+++ SUPPLIED INFORMATION +++
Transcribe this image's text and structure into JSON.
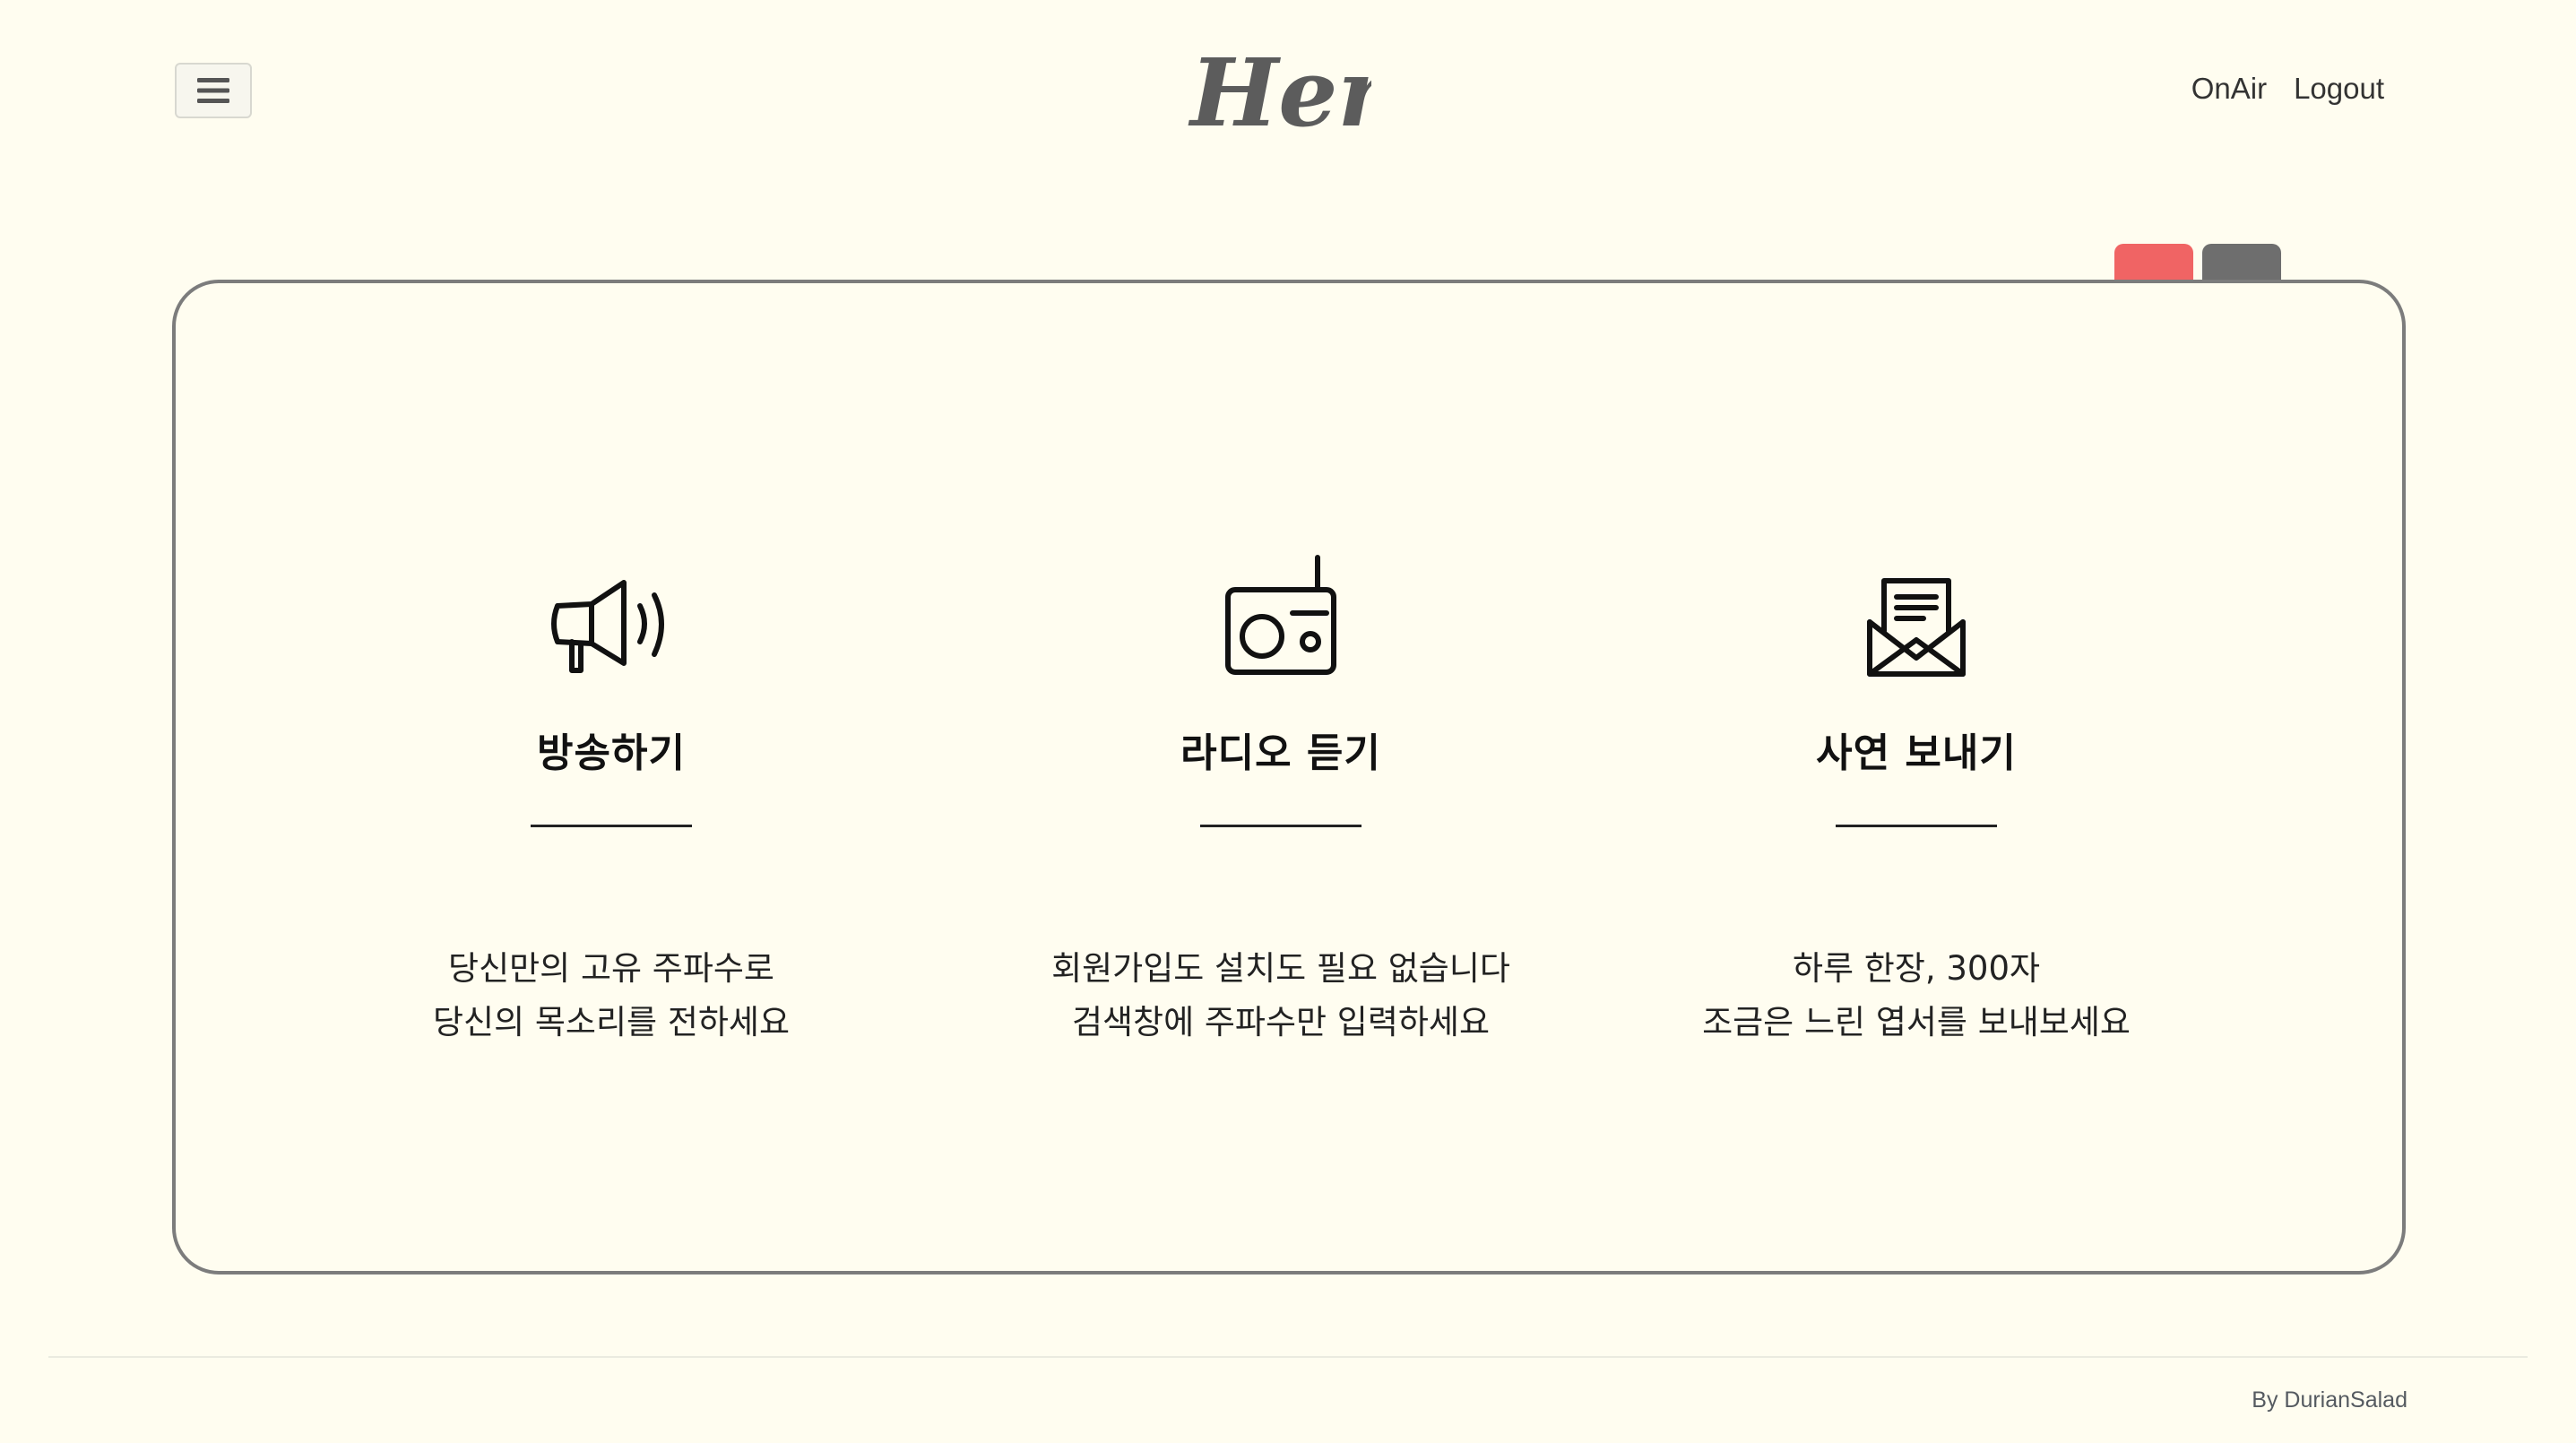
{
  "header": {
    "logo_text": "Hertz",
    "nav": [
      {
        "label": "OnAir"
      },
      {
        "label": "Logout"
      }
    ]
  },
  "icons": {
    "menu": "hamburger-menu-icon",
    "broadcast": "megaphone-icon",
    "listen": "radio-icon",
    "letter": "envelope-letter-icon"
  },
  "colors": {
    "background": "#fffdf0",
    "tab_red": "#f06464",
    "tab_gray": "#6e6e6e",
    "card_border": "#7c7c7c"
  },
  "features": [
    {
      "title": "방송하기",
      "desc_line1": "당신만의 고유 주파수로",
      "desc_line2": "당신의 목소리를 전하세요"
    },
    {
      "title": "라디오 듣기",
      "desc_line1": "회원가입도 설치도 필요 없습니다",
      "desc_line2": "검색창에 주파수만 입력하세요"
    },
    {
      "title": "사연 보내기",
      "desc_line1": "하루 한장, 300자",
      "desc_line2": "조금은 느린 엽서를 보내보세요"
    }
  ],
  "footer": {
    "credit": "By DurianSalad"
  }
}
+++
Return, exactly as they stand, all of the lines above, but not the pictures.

* **EXPECTED ANSWER**
Transcribe this image's text and structure into JSON.
{
  "header": {
    "logo_text": "Hertz",
    "nav": [
      {
        "label": "OnAir"
      },
      {
        "label": "Logout"
      }
    ]
  },
  "icons": {
    "menu": "hamburger-menu-icon",
    "broadcast": "megaphone-icon",
    "listen": "radio-icon",
    "letter": "envelope-letter-icon"
  },
  "colors": {
    "background": "#fffdf0",
    "tab_red": "#f06464",
    "tab_gray": "#6e6e6e",
    "card_border": "#7c7c7c"
  },
  "features": [
    {
      "title": "방송하기",
      "desc_line1": "당신만의 고유 주파수로",
      "desc_line2": "당신의 목소리를 전하세요"
    },
    {
      "title": "라디오 듣기",
      "desc_line1": "회원가입도 설치도 필요 없습니다",
      "desc_line2": "검색창에 주파수만 입력하세요"
    },
    {
      "title": "사연 보내기",
      "desc_line1": "하루 한장, 300자",
      "desc_line2": "조금은 느린 엽서를 보내보세요"
    }
  ],
  "footer": {
    "credit": "By DurianSalad"
  }
}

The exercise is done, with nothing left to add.